The History of Addiction Counseling in the United States (521 pages, $10 plus shipping) contains five chapters on the birth and evolution of addiction counseling in the U.S.; three chapters on the history, core functions, and contributions of NAADAC; and a concluding chapter on lessons learned from addiction counseling pioneers, including reflections on the distinguishing characteristics of addiction counseling. Below are some of my own thoughts on this latter question.
There are four defining premises of addiction counseling that historically separate the addiction counselor from other helping roles. These premises are that: 1) severe and persistent alcohol and other drug problems constitute a primary disorder rather than a superficial symptom of underlying problems, 2) the multiple life problems experienced by AOD-impacted individuals can be resolved only within the framework of recovery initiation and long-term maintenance, 3) many individuals with high problem complexity (biological vulnerability, high severity, co-morbidity) and low “recovery capital” (diminished internal assets, family and social support) are unable to achieve stable recovery without professional assistance, and 4) professional assistance is best provided by individuals with special knowledge and expertise in facilitating the physical, psychological, sociocultural and often spiritual journey from addiction to recovery.

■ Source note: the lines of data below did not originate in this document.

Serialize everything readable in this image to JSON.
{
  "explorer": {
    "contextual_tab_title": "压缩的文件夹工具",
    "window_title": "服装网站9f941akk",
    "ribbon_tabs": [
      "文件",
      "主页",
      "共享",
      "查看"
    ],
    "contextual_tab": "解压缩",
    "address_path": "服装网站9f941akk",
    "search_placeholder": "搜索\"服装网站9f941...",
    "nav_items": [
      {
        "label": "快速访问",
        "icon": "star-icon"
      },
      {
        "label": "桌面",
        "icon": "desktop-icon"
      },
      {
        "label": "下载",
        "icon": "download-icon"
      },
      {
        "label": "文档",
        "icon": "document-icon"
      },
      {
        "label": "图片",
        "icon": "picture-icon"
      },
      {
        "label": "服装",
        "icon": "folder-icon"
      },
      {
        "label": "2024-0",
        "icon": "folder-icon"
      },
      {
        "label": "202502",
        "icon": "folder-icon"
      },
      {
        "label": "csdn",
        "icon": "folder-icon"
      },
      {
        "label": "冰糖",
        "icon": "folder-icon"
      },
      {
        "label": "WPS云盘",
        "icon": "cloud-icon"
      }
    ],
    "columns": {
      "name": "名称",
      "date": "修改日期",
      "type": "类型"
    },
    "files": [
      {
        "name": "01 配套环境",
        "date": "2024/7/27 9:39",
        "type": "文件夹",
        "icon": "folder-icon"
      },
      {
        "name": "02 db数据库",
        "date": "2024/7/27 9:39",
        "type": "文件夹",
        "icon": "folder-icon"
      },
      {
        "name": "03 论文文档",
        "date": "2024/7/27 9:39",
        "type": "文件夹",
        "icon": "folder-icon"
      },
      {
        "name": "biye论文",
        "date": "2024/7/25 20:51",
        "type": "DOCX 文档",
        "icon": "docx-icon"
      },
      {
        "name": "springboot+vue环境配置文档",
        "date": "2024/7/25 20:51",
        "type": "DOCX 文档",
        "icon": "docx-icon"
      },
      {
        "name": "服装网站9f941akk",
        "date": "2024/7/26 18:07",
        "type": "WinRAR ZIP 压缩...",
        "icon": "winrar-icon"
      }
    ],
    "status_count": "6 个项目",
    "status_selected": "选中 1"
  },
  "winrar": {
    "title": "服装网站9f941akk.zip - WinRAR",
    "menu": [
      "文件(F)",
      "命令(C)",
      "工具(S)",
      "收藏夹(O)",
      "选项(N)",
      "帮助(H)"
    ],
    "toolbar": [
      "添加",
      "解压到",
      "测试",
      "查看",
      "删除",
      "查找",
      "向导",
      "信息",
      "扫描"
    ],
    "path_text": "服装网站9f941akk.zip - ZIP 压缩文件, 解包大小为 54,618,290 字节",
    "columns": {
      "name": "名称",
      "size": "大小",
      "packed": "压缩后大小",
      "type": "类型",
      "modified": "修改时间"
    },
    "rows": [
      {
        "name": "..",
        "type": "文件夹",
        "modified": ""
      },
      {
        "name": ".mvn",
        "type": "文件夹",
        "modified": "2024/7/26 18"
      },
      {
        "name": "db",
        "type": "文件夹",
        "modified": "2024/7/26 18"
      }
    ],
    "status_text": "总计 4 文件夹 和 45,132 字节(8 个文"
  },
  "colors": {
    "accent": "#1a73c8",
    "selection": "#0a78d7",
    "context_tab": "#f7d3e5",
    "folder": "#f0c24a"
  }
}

The defining essence of a profession is a distinctive body of knowledge and techniques developed through education, training and supervised experience and not available within other service settings. Such knowledge and service technologies have evolved over the past five decades and now constitute the core functions of addiction counseling as practiced in the United States and around the world….What the addiction counselor, at his or her best, contributes that is lacking in other human service disciplines is a detailed knowledge of local cultures of addiction and cultures of recovery. That knowledge is crucial in facilitating clients’ journeys between two psychological and social worlds.
What the addiction counselor knows that other service professionals do not is the very soul of the addicted–their terrifying fear of insanity, the shame of their wretchedness, their guilt over drug-induced sins of omission and commission, their desperate struggle to sustain their personhood, their need to avoid the psychological and social taint of addiction, and their hypervigilant search for the slightest trace of condescension, contempt or hostility in the posture, eyes or voice of the professed helper….If there is a therapeutic stance most unique to addiction counseling, it is perhaps the virtue of humility. While seasoned addiction counselors muster the best science-based interventions, they do so with an awareness that recovery often comes from forces and relationships outside the client and outside the therapeutic relationship. It is in this perspective that the addiction counselor sees himself or herself as much a witness of this recovery process as its facilitator. In the end, the job of the addictions counselor is to find resources within and beyond the client (and the counselor) that can tip the scales from addiction to recovery. To witness (and be present within) that process of transformation is the most sacred thing in the field.
Addiction counseling is coming of age as legions of men and women extend themselves each day to heal individuals, families, and communities. To those who have labored in this special ministry, we offer you your history. Those interested in obtaining a copy of The History of Addiction Counseling in the United States may contact NAADAC at 1-800-548-0497 or click here to order the book online.
Happy Birthday, NAADAC. We could not have journeyed this far without you.